## Task details:
Find the lines of the records in which the word "name" appears and report how many there are, as a number alone.

## Exercise material:
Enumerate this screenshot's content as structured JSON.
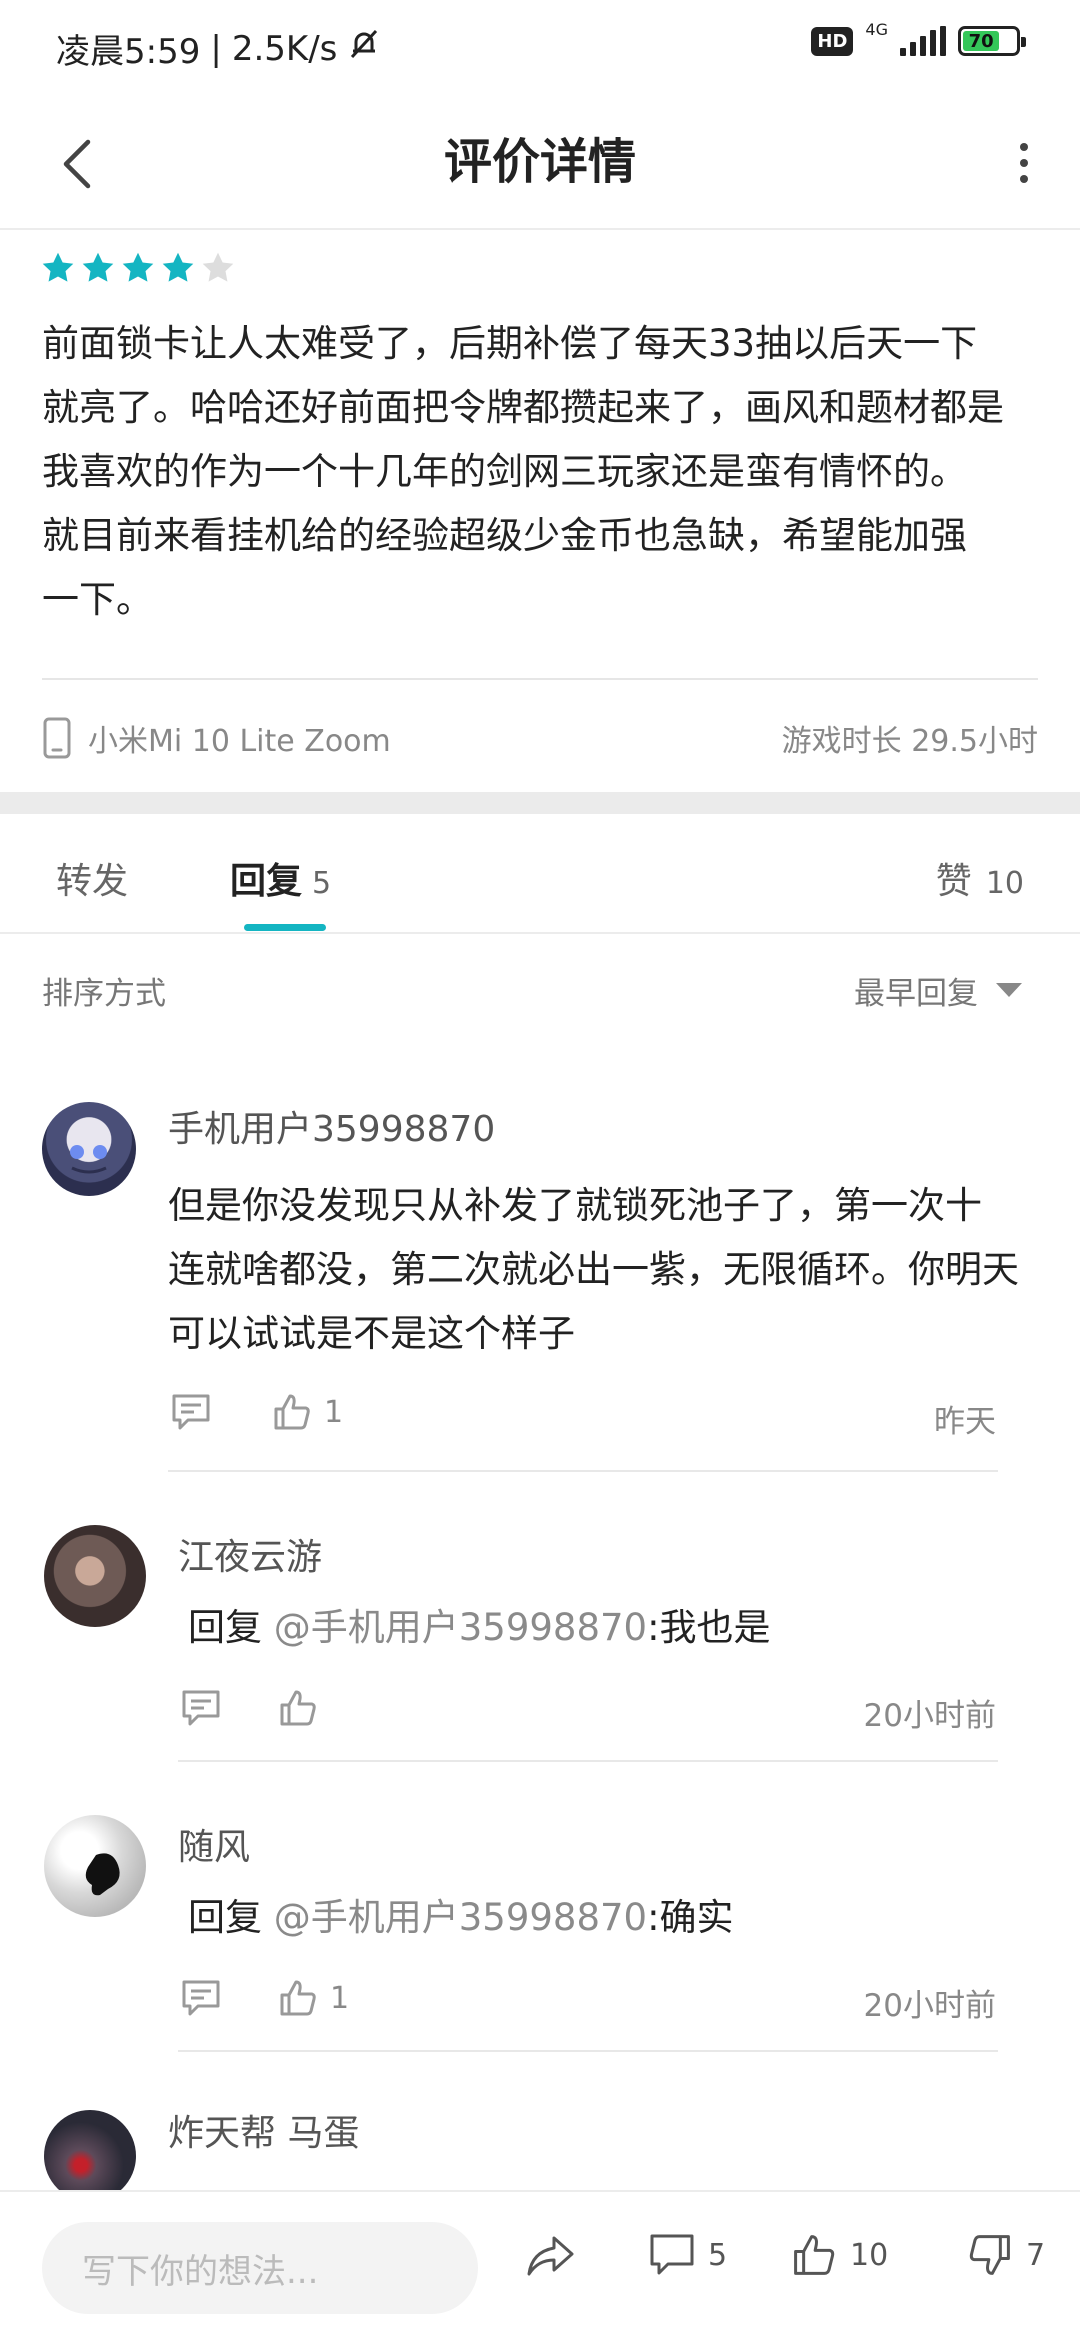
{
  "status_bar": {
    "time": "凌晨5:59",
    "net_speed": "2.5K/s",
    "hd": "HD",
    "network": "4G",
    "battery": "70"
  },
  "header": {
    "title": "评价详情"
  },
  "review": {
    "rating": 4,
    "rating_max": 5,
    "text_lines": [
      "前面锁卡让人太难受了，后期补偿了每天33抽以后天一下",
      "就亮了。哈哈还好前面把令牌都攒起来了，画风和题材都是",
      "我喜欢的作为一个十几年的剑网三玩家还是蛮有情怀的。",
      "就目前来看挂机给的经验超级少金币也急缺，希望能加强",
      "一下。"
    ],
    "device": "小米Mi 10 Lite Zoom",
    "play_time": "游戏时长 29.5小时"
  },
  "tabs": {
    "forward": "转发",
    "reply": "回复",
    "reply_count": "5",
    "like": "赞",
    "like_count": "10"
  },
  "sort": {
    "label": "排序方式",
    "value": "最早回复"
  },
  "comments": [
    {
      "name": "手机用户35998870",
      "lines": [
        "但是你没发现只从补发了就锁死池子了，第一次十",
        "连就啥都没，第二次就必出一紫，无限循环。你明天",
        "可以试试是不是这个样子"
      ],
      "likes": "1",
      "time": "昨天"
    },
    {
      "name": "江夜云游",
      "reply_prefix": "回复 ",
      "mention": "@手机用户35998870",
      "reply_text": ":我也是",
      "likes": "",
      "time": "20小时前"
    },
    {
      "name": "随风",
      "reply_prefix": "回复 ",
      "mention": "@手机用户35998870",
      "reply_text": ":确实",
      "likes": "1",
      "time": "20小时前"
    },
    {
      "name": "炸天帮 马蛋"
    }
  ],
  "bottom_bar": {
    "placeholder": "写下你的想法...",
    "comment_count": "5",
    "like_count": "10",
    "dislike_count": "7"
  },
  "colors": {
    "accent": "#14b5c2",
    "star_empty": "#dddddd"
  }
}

## Result of this exercise:
4